ToughPad FZ-G1 Windows Tablet
Panasonic’s ToughPad FZ-G1 is a completely ruggedized Windows tablet. We know that talking about a gadget built to take abuse and inclement weather might go against the concept of “luxury”, but you can never tell when you’re going to need it. The ToughPad gives the slim tablet the ability to resist dirt, moisture, drop, shock, spray, heat, and cold with metal port covers, a magnesium alloy case and chassis, and elastomeric bumpers at every corner. This baby is built to take abuse, and isn’t a terrible tablet either: the ToughPad’s got a 1.9MHz core i5 processor and 2GB of RAM, with a 10.1-inch touch display, a 128GB SSD, and runs (currently) Windows 8 Pro. You can tell your iPad to go suck it.
M (Typ 240) Digital Rangefinder Camera
It may be slightly too soon to call it the best digital rangefinder compact camera ever made by Leica, but the M is certainly the one many photographers have been waiting for, and it doesn’t come cheap. For its price though, you get a full-frame CMOS image sensor that allows for live view, a big and bright optical viewfinder, a great rear LCD, and detailed images at almost every ISO setting. It’s also compatible with virtually any similar lenses through adaptors, and improves on its predecessors’ controls by a great deal. The body’s brass and magnesium construction make it a little hefty at 1.5 lbs., but it makes up for it with long battery life and superb image quality.
Apple Watch Edition 42mm 18-carat Yellow Gold Case with Black Classic buckle
Apple Computer; US$15000
The Apple Watch is finally out in the market, and you can get an entry-level model for the relatively inexpensive starting price of US$349 (that’s the 38mm aluminum-cased Apple Watch Sport), but you can also get other, fancier models for considerably more. That said, it’s the same exact watch inside: touchscreen face, interactive taptic menus, real-time notifications and thousands of different apps. The difference is how it’s dressed up. Among the most expensive ones are the Apple Watch Edition with an 18-carat yellow gold case, real leather strap and classic buckle—at least on the Apple site; there are specially made ones with diamond-studded straps that cost a great deal more.
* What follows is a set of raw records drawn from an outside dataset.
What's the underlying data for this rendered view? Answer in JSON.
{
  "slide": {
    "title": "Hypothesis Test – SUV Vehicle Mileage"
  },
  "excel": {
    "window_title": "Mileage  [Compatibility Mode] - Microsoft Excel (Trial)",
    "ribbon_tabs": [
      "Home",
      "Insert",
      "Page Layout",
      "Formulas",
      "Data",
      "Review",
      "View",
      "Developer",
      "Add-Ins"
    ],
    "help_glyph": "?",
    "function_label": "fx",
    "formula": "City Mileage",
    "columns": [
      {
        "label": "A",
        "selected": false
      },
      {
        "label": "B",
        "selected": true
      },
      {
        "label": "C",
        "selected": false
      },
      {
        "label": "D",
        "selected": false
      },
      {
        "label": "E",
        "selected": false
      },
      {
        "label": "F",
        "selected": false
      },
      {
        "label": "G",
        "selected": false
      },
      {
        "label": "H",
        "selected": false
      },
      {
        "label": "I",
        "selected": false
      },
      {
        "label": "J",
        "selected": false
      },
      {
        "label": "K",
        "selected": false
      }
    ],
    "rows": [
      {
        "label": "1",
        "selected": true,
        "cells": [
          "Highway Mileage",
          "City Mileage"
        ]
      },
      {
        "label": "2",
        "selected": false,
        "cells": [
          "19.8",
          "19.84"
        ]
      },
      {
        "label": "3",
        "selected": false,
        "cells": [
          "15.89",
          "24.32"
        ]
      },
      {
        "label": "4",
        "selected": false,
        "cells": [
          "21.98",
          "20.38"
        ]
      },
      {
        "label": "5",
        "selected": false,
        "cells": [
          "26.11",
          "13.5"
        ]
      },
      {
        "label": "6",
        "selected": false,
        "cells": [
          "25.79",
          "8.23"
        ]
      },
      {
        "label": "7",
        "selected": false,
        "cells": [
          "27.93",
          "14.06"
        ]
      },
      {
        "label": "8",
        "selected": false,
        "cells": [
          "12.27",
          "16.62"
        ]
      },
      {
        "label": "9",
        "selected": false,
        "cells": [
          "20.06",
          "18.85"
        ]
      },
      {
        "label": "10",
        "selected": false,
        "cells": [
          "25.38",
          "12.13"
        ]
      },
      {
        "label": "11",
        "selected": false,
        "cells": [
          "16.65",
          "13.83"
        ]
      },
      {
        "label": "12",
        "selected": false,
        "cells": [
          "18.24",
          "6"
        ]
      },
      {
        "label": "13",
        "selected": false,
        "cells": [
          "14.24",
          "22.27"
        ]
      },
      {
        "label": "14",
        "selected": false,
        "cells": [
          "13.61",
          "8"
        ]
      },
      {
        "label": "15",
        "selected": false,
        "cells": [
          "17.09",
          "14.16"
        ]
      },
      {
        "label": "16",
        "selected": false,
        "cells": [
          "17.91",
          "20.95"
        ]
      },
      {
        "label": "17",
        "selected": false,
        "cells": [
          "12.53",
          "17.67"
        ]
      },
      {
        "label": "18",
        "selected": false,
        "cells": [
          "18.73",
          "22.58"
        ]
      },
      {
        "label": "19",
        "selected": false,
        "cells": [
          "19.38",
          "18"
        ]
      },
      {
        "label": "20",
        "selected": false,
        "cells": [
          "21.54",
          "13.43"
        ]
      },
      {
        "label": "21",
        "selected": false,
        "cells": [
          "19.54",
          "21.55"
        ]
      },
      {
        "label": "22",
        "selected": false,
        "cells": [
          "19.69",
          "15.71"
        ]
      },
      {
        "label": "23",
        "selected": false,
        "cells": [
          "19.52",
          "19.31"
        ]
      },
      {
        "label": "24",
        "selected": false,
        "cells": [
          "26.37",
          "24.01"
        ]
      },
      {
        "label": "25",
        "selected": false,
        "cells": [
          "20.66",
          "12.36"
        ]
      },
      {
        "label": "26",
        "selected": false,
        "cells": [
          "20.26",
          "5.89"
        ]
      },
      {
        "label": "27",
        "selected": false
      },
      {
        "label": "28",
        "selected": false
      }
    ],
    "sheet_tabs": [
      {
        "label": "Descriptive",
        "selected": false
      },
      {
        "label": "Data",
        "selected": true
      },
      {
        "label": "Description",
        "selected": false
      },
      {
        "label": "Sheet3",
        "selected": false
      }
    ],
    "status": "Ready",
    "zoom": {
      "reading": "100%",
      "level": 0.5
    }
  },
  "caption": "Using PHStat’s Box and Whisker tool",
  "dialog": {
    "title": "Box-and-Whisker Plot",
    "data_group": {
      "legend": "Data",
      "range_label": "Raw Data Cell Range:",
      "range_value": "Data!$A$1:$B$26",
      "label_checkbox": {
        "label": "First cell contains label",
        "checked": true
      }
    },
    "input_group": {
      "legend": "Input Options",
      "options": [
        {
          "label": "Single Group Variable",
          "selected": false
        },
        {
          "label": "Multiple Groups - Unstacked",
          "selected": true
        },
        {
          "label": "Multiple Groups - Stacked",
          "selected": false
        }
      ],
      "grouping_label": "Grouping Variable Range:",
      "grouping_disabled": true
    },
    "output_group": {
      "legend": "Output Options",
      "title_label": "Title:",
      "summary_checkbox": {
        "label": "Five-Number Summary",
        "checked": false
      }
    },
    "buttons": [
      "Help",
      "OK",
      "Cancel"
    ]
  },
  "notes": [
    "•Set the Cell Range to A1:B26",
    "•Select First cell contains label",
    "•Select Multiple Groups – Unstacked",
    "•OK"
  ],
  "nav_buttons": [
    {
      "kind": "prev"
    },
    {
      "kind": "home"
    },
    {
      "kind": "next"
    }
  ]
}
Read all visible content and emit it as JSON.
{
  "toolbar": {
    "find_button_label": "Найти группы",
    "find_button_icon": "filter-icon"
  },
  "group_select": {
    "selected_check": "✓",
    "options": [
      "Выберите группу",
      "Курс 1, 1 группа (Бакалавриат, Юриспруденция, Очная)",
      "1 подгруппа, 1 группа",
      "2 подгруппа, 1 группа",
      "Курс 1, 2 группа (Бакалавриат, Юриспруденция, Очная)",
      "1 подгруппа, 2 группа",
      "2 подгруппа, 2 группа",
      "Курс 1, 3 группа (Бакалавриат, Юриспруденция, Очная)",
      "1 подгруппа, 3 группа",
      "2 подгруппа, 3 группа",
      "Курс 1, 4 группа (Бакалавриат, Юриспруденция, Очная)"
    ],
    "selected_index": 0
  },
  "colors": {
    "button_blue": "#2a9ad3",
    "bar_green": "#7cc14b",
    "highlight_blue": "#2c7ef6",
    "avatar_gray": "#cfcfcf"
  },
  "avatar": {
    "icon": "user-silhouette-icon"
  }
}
We’ll be realistic and stay with the more sane gold case, leather strap and classic buckle. It’ll be a big hit at parties.